- Identify the expenses that are essential for your business to operate and prioritize them accordingly.
- Consider growth projections. If you’re expecting growth in the coming year, account for the increased costs that come with it.
- Look for areas to cut costs. Analyze your expenses to find areas where you can cut costs without sacrificing essential operations.
Tools and strategies for optimizing CapEx and OpEx spending
Optimizing capital and operating cost spend is important to maximize the return on investment, reduce unnecessary expenses, improve cash flow, and ultimately increase profitability for the business.
It’s tricky. But don’t worry! You don’t have to sit with spreadsheets and calculators for hours to be able to optimize your capital and operational spending. You can leverage technology instead.
Tools for optimizing capital cost spending
- Capital budgeting software
- Financial modeling tools
- Data analysis software
- Cost estimation tools
- Project management software
Strategies for optimizing capital expenditure
- Conduct a thorough analysis of existing assets and their utilization rates.
- Consider alternative options such as leasing, outsourcing, or shared services.
- Prioritize projects that align with the organization’s strategic goals and provide the highest return on investment.

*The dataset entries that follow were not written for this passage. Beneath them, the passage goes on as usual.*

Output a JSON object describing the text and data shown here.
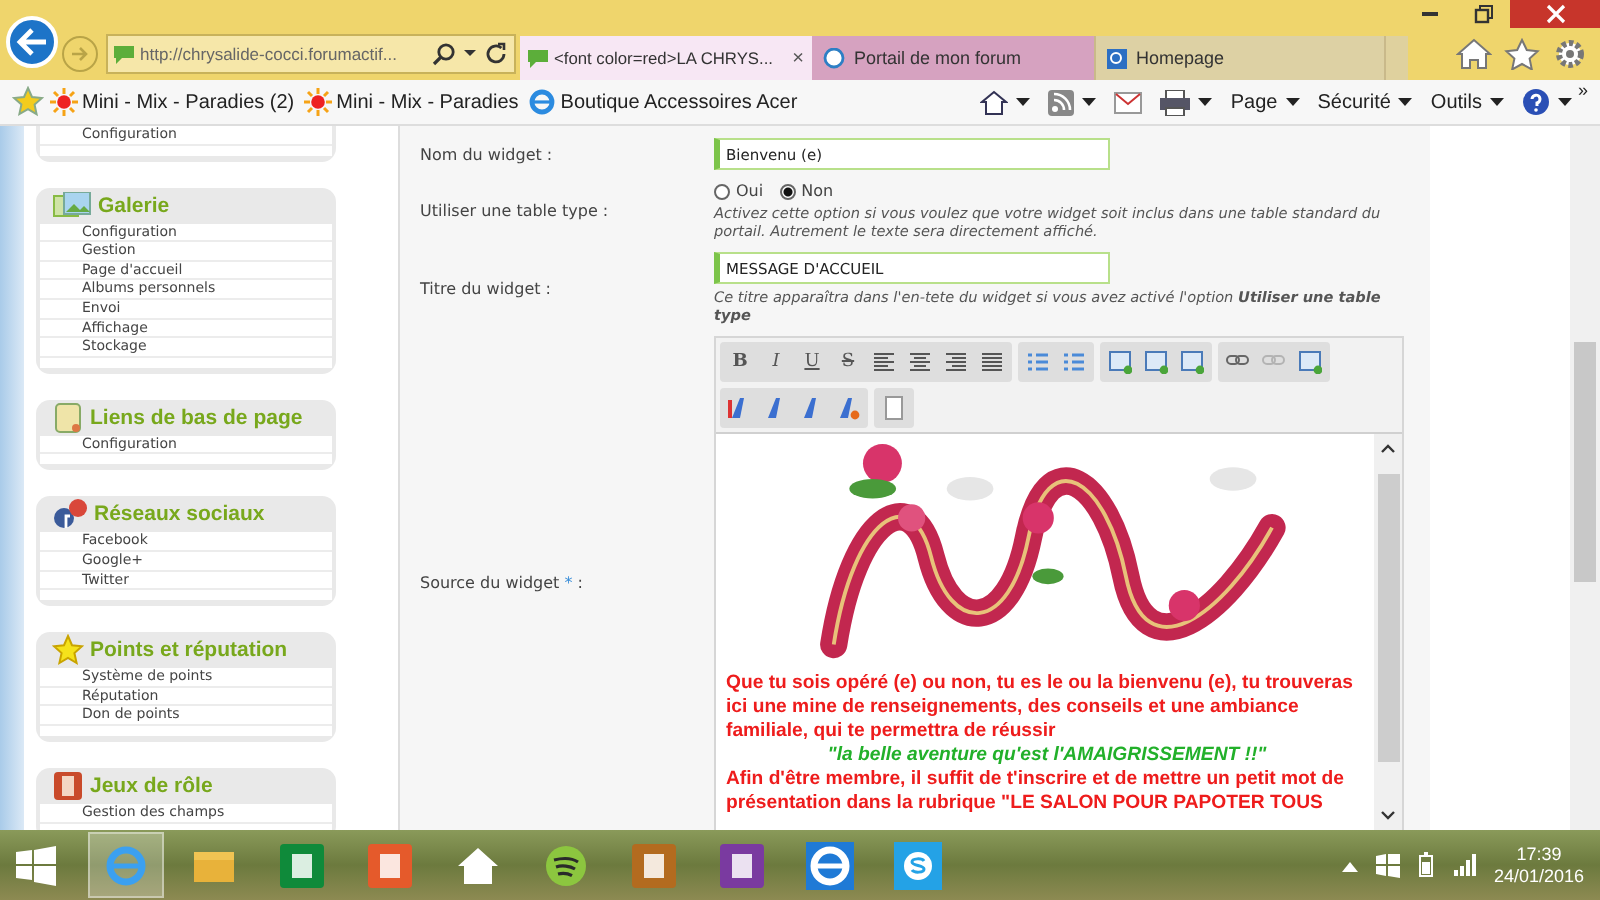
{
  "browser": {
    "address": "http://chrysalide-cocci.forumactif...",
    "tabs": [
      {
        "label": "<font color=red>LA CHRYS...",
        "selected": true,
        "close": "×"
      },
      {
        "label": "Portail de mon forum",
        "selected": false
      },
      {
        "label": "Homepage",
        "selected": false
      }
    ],
    "favorites": [
      "Mini - Mix - Paradies (2)",
      "Mini - Mix - Paradies",
      "Boutique Accessoires Acer"
    ],
    "commands": [
      "Page",
      "Sécurité",
      "Outils"
    ],
    "more": "»"
  },
  "sidebar": {
    "sections": [
      {
        "items": [
          "Configuration"
        ]
      },
      {
        "title": "Galerie",
        "items": [
          "Configuration",
          "Gestion",
          "Page d'accueil",
          "Albums personnels",
          "Envoi",
          "Affichage",
          "Stockage"
        ]
      },
      {
        "title": "Liens de bas de page",
        "items": [
          "Configuration"
        ]
      },
      {
        "title": "Réseaux sociaux",
        "items": [
          "Facebook",
          "Google+",
          "Twitter"
        ]
      },
      {
        "title": "Points et réputation",
        "items": [
          "Système de points",
          "Réputation",
          "Don de points"
        ]
      },
      {
        "title": "Jeux de rôle",
        "items": [
          "Gestion des champs"
        ]
      }
    ]
  },
  "form": {
    "name": {
      "label": "Nom du widget :",
      "value": "Bienvenu (e)"
    },
    "table_type": {
      "label": "Utiliser une table type :",
      "options": [
        {
          "label": "Oui",
          "selected": false
        },
        {
          "label": "Non",
          "selected": true
        }
      ],
      "help": "Activez cette option si vous voulez que votre widget soit inclus dans une table standard du portail. Autrement le texte sera directement affiché."
    },
    "title": {
      "label": "Titre du widget :",
      "value": "MESSAGE D'ACCUEIL",
      "help": "Ce titre apparaîtra dans l'en-tete du widget si vous avez activé l'option **Utiliser une table type**"
    },
    "source": {
      "label": "Source du widget",
      "required": "*",
      "colon": ":"
    }
  },
  "editor": {
    "format_buttons": [
      "B",
      "I",
      "U",
      "S"
    ],
    "icon_buttons": [
      {
        "disabled": false
      },
      {
        "disabled": false
      },
      {
        "disabled": false
      },
      {
        "disabled": false
      },
      {
        "disabled": false
      },
      {
        "disabled": false
      },
      {
        "disabled": false
      },
      {
        "disabled": false
      },
      {
        "disabled": false
      },
      {
        "disabled": false
      },
      {
        "disabled": true
      },
      {
        "disabled": false
      },
      {
        "disabled": false
      },
      {
        "disabled": false
      },
      {
        "disabled": false
      },
      {
        "disabled": false
      },
      {
        "disabled": false
      }
    ],
    "content": {
      "kind": "picture",
      "paragraphs": [
        {
          "kind": "red",
          "text": "Que tu sois opéré (e) ou non, tu es le ou la bienvenu (e), tu trouveras ici une mine de renseignements, des conseils et une ambiance familiale, qui te permettra de réussir"
        },
        {
          "kind": "green",
          "text": "\"la belle aventure qu'est l'AMAIGRISSEMENT !!\""
        },
        {
          "kind": "red",
          "text": "Afin d'être membre, il suffit de t'inscrire et de mettre un petit mot de présentation dans la rubrique \"LE SALON POUR PAPOTER TOUS"
        }
      ]
    }
  },
  "taskbar": {
    "time": "17:39",
    "date": "24/01/2016"
  }
}
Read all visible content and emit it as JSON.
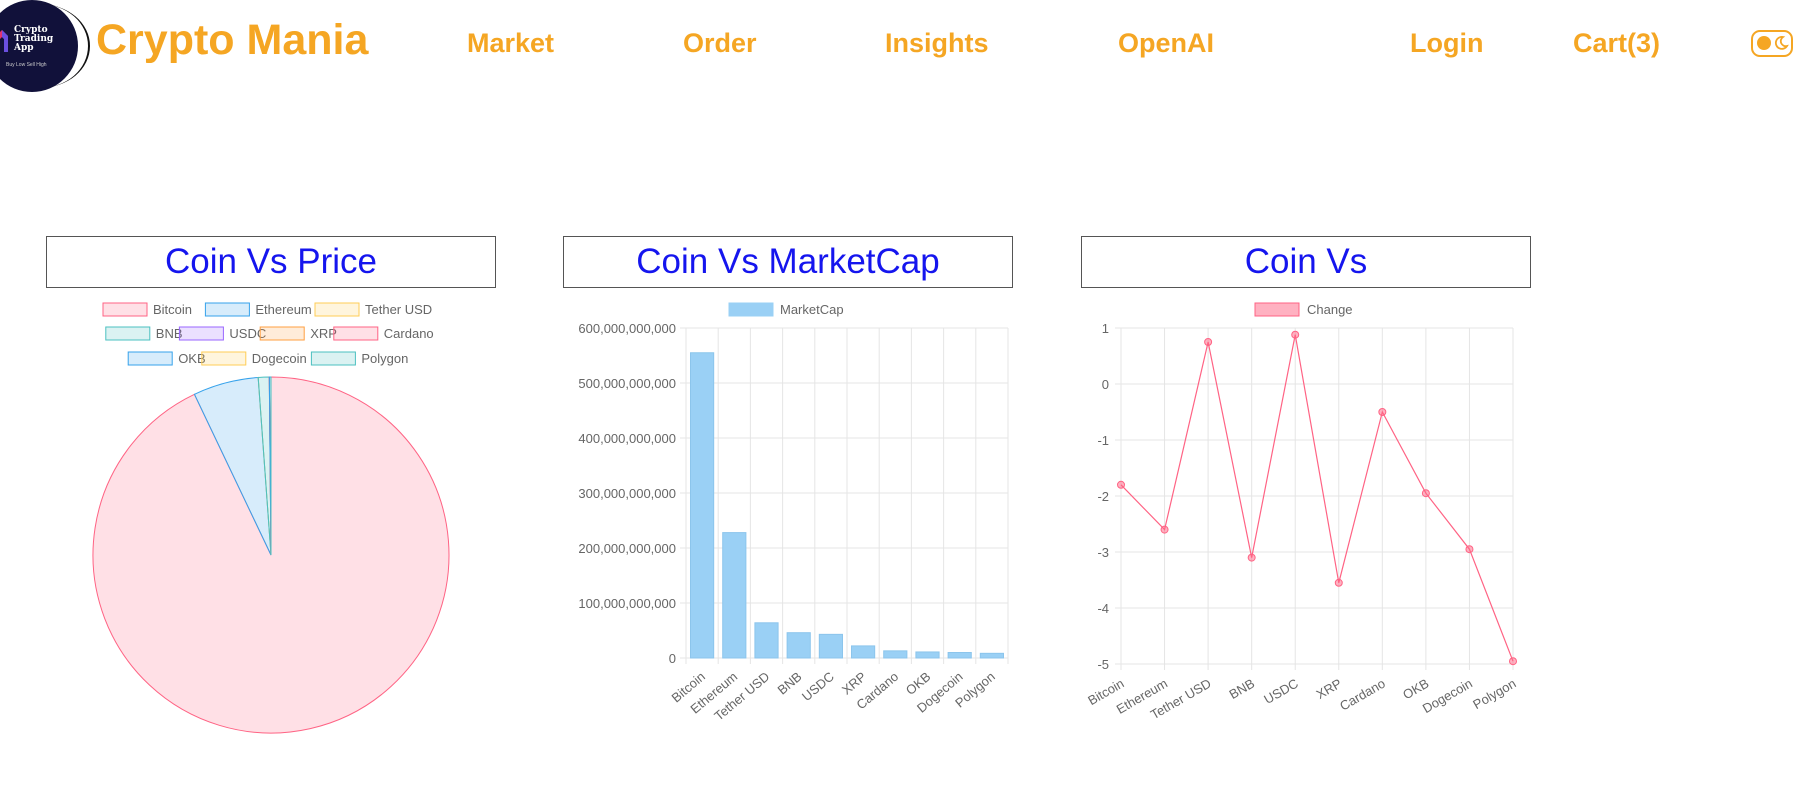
{
  "logo": {
    "line1": "Crypto",
    "line2": "Trading",
    "line3": "App",
    "tagline": "Buy Low Sell High"
  },
  "brand": "Crypto Mania",
  "nav": {
    "market": "Market",
    "order": "Order",
    "insights": "Insights",
    "openai": "OpenAI",
    "login": "Login",
    "cart": "Cart(3)",
    "theme_toggle_icon": "moon-icon"
  },
  "colors": {
    "accent": "#f5a623",
    "title": "#1515ee"
  },
  "titles": {
    "price": "Coin Vs Price",
    "marketcap": "Coin Vs MarketCap",
    "change": "Coin Vs"
  },
  "chart_data": [
    {
      "type": "pie",
      "title": "Coin Vs Price",
      "categories": [
        "Bitcoin",
        "Ethereum",
        "Tether USD",
        "BNB",
        "USDC",
        "XRP",
        "Cardano",
        "OKB",
        "Dogecoin",
        "Polygon"
      ],
      "values": [
        29000,
        1850,
        1,
        310,
        1,
        0.62,
        0.39,
        45,
        0.09,
        0.8
      ],
      "legend": "top",
      "colors": [
        "#ff6384",
        "#36a2eb",
        "#ffcd56",
        "#4bc0c0",
        "#9966ff",
        "#ff9f40",
        "#ff6384",
        "#36a2eb",
        "#ffcd56",
        "#4bc0c0"
      ]
    },
    {
      "type": "bar",
      "title": "Coin Vs MarketCap",
      "categories": [
        "Bitcoin",
        "Ethereum",
        "Tether USD",
        "BNB",
        "USDC",
        "XRP",
        "Cardano",
        "OKB",
        "Dogecoin",
        "Polygon"
      ],
      "series": [
        {
          "name": "MarketCap",
          "values": [
            555000000000,
            228000000000,
            64000000000,
            46000000000,
            43000000000,
            22000000000,
            13000000000,
            11000000000,
            10000000000,
            8500000000
          ]
        }
      ],
      "ylim": [
        0,
        600000000000
      ],
      "yticks": [
        "600,000,000,000",
        "500,000,000,000",
        "400,000,000,000",
        "300,000,000,000",
        "200,000,000,000",
        "100,000,000,000",
        "0"
      ],
      "legend": "top",
      "grid": true,
      "color": "#9ad0f5"
    },
    {
      "type": "line",
      "title": "Coin Vs",
      "categories": [
        "Bitcoin",
        "Ethereum",
        "Tether USD",
        "BNB",
        "USDC",
        "XRP",
        "Cardano",
        "OKB",
        "Dogecoin",
        "Polygon"
      ],
      "series": [
        {
          "name": "Change",
          "values": [
            -1.8,
            -2.6,
            0.75,
            -3.1,
            0.88,
            -3.55,
            -0.5,
            -1.95,
            -2.95,
            -4.95
          ]
        }
      ],
      "ylim": [
        -5,
        1
      ],
      "yticks": [
        "1",
        "0",
        "-1",
        "-2",
        "-3",
        "-4",
        "-5"
      ],
      "legend": "top",
      "grid": true,
      "color": "#ff6384"
    }
  ]
}
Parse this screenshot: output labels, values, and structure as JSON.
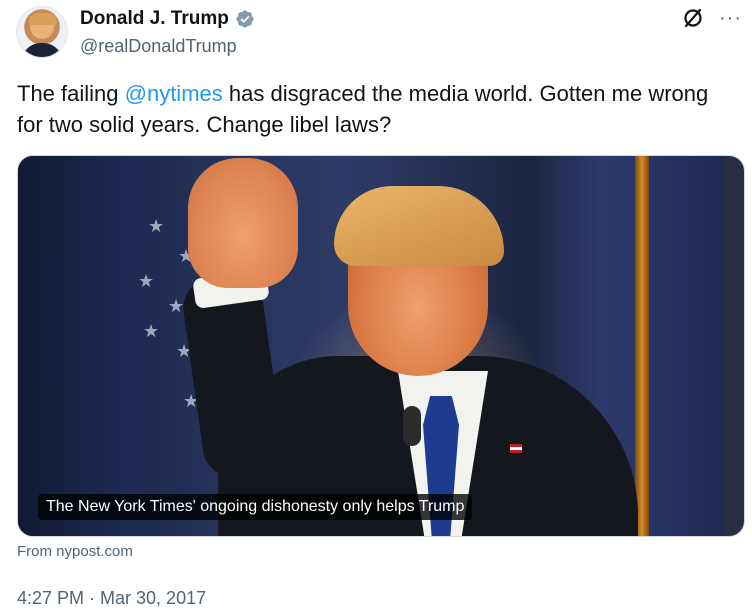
{
  "author": {
    "name": "Donald J. Trump",
    "handle": "@realDonaldTrump",
    "verified": true,
    "avatar_icon": "profile-photo"
  },
  "header_icons": {
    "grok": "grok-icon",
    "more": "···"
  },
  "tweet": {
    "text_before": "The failing ",
    "mention": "@nytimes",
    "text_after": " has disgraced the media world. Gotten me wrong for two solid years. Change libel laws?"
  },
  "card": {
    "caption": "The New York Times' ongoing dishonesty only helps Trump",
    "source": "From nypost.com"
  },
  "meta": {
    "timestamp": "4:27 PM · Mar 30, 2017"
  },
  "colors": {
    "link": "#1d9bf0",
    "secondary_text": "#536471",
    "verified_badge": "#829aab"
  }
}
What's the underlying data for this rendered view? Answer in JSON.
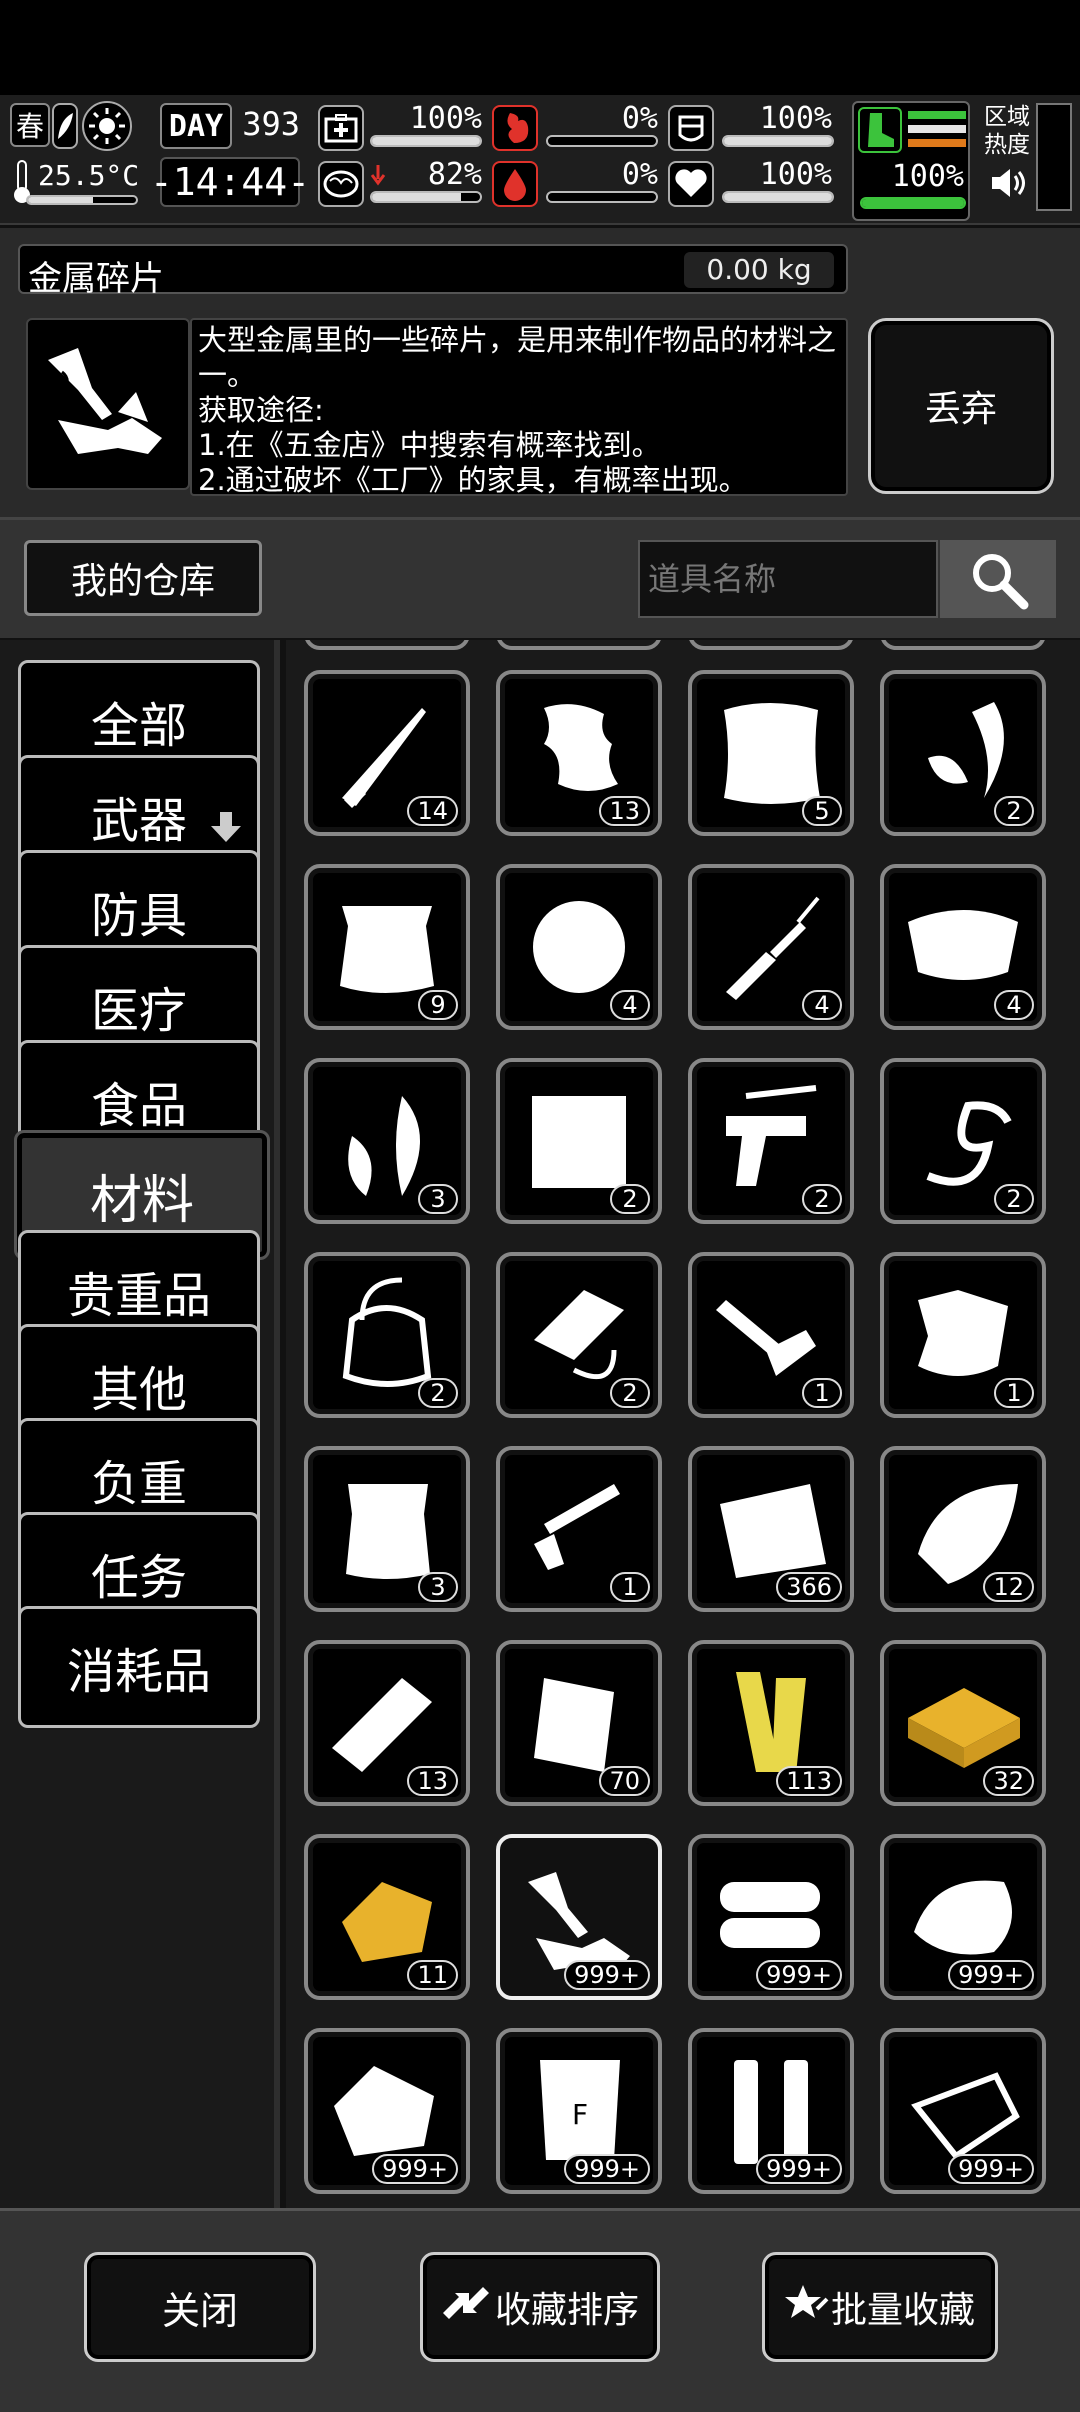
{
  "hud": {
    "season": "春",
    "temperature": "25.5°C",
    "day_label": "DAY",
    "day_value": "393",
    "time": "-14:44-",
    "stats": [
      {
        "name": "health",
        "value": "100%",
        "fill": 1.0
      },
      {
        "name": "hunger",
        "value": "0%",
        "fill": 0.0
      },
      {
        "name": "armor",
        "value": "100%",
        "fill": 1.0
      },
      {
        "name": "brain",
        "value": "82%",
        "fill": 0.82
      },
      {
        "name": "thirst",
        "value": "0%",
        "fill": 0.0
      },
      {
        "name": "heart",
        "value": "100%",
        "fill": 1.0
      }
    ],
    "stamina_value": "100%",
    "region_heat_label": "区域热度"
  },
  "item": {
    "name": "金属碎片",
    "weight": "0.00 kg",
    "description": "大型金属里的一些碎片，是用来制作物品的材料之一。\n获取途径:\n1.在《五金店》中搜索有概率找到。\n2.通过破坏《工厂》的家具，有概率出现。",
    "discard_label": "丢弃"
  },
  "toolbar": {
    "warehouse_label": "我的仓库",
    "search_placeholder": "道具名称"
  },
  "categories": [
    {
      "label": "全部",
      "active": false
    },
    {
      "label": "武器",
      "active": false,
      "has_arrow": true
    },
    {
      "label": "防具",
      "active": false
    },
    {
      "label": "医疗",
      "active": false
    },
    {
      "label": "食品",
      "active": false
    },
    {
      "label": "材料",
      "active": true
    },
    {
      "label": "贵重品",
      "active": false
    },
    {
      "label": "其他",
      "active": false
    },
    {
      "label": "负重",
      "active": false
    },
    {
      "label": "任务",
      "active": false
    },
    {
      "label": "消耗品",
      "active": false
    }
  ],
  "items": [
    {
      "icon": "knife-blade-icon",
      "count": "14"
    },
    {
      "icon": "fur-scrap-icon",
      "count": "13"
    },
    {
      "icon": "cloth-sack-icon",
      "count": "5"
    },
    {
      "icon": "claw-icon",
      "count": "2"
    },
    {
      "icon": "animal-pelt-icon",
      "count": "9"
    },
    {
      "icon": "cotton-ball-icon",
      "count": "4"
    },
    {
      "icon": "broken-rifle-icon",
      "count": "4"
    },
    {
      "icon": "fur-rug-icon",
      "count": "4"
    },
    {
      "icon": "feathers-icon",
      "count": "3"
    },
    {
      "icon": "hay-bale-icon",
      "count": "2"
    },
    {
      "icon": "pistol-parts-icon",
      "count": "2"
    },
    {
      "icon": "vine-icon",
      "count": "2"
    },
    {
      "icon": "bag-strap-icon",
      "count": "2"
    },
    {
      "icon": "wire-block-icon",
      "count": "2"
    },
    {
      "icon": "folding-knife-icon",
      "count": "1"
    },
    {
      "icon": "leather-scrap-icon",
      "count": "1"
    },
    {
      "icon": "small-pelt-icon",
      "count": "3"
    },
    {
      "icon": "gun-parts-icon",
      "count": "1"
    },
    {
      "icon": "glass-shard-icon",
      "count": "366"
    },
    {
      "icon": "wood-planks-icon",
      "count": "12"
    },
    {
      "icon": "log-icon",
      "count": "13"
    },
    {
      "icon": "metal-plate-icon",
      "count": "70"
    },
    {
      "icon": "wood-boards-icon",
      "count": "113"
    },
    {
      "icon": "gold-bar-icon",
      "count": "32"
    },
    {
      "icon": "gold-nugget-icon",
      "count": "11"
    },
    {
      "icon": "metal-fragment-icon",
      "count": "999+",
      "selected": true
    },
    {
      "icon": "log-pile-icon",
      "count": "999+"
    },
    {
      "icon": "fiber-tuft-icon",
      "count": "999+"
    },
    {
      "icon": "rock-icon",
      "count": "999+"
    },
    {
      "icon": "fertilizer-bag-icon",
      "count": "999+"
    },
    {
      "icon": "metal-pipes-icon",
      "count": "999+"
    },
    {
      "icon": "scrap-sheets-icon",
      "count": "999+"
    }
  ],
  "bottom": {
    "close_label": "关闭",
    "sort_label": "收藏排序",
    "batch_label": "批量收藏"
  },
  "colors": {
    "gold": "#e8b22c",
    "wood_yellow": "#e8d84a",
    "stamina_green": "#3cc33c",
    "danger_red": "#e0322b"
  }
}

- Utilize technology to improve efficiency and reduce costs.
- Implement a project management framework to improve accountability and visibility.
- Negotiate with vendors and suppliers to obtain better pricing and terms.
- Regularly review and adjust the capital budget based on changing business conditions.
Quick Read: 10 Best Expense Management Software
Tools for optimizing operational cost spending
- Cloud-based software solutions
- Automation tools to minimize labor costs
- Expense tracking and management tools
- Energy-efficient equipment
Strategies for optimizing operational expenditure
- Evaluate current expenses and identify areas where cost reductions can be made
- Implement energy-efficient measures to reduce utility costs
- Leverage technology to automate processes and reduce labor costs
- Consider outsourcing non-core functions to reduce staffing and overhead costs
- Negotiate better terms with vendors and suppliers
- Implement a cost-tracking system to monitor expenses and identify cost-saving opportunities
Quick Read: 10 Best Spend Management Software
In conclusion, the decision to invest in capital expenditure or operating expenditure depends on the specific needs and goals of the business. Capital expenditure offers the potential for long-term benefits and asset ownership, while operating expenditure allows for greater flexibility and immediate returns. However, managing these investments effectively is crucial for the financial health and success of the business.
By carefully planning and monitoring capital and operational spending, utilizing available tools, and considering tax and risk implications, businesses can make informed decisions and optimize their spending to achieve their desired outcomes. Ultimately, balancing both CapEx and OpEx may be the most effective strategy for achieving growth and success.
Separating operating expenses and capital expenses can help you better manage and understand your company’s expenses and make informed decisions about investments and operations.
There is no clear winner between CapEx and OpEx. They both have their benefits and disadvantages depending on the specific needs and goals of a business.
OpEx typically includes ongoing expenses related to the everyday operations of a business, such as rent, salaries, utilities, etc.
In software, capital expenditure is the cost of purchasing and setting up software infrastructure. On the other hand, operational expenditure is the ongoing cost of software maintenance, licensing, cloud computing services, etc.
In IT, CapEx refers to the costs of purchasing and setting up hardware and software, while OpEx refers to ongoing expenses such as maintenance and support.
Both operating and capital costs are important components of a business’s financial planning. They are both expenses that facilitate the growth and functioning of a business.
Laptops can be considered either CapEx or OpEx, depending on how they are being used and how they were acquired.
Salary is typically considered to be an operating expense.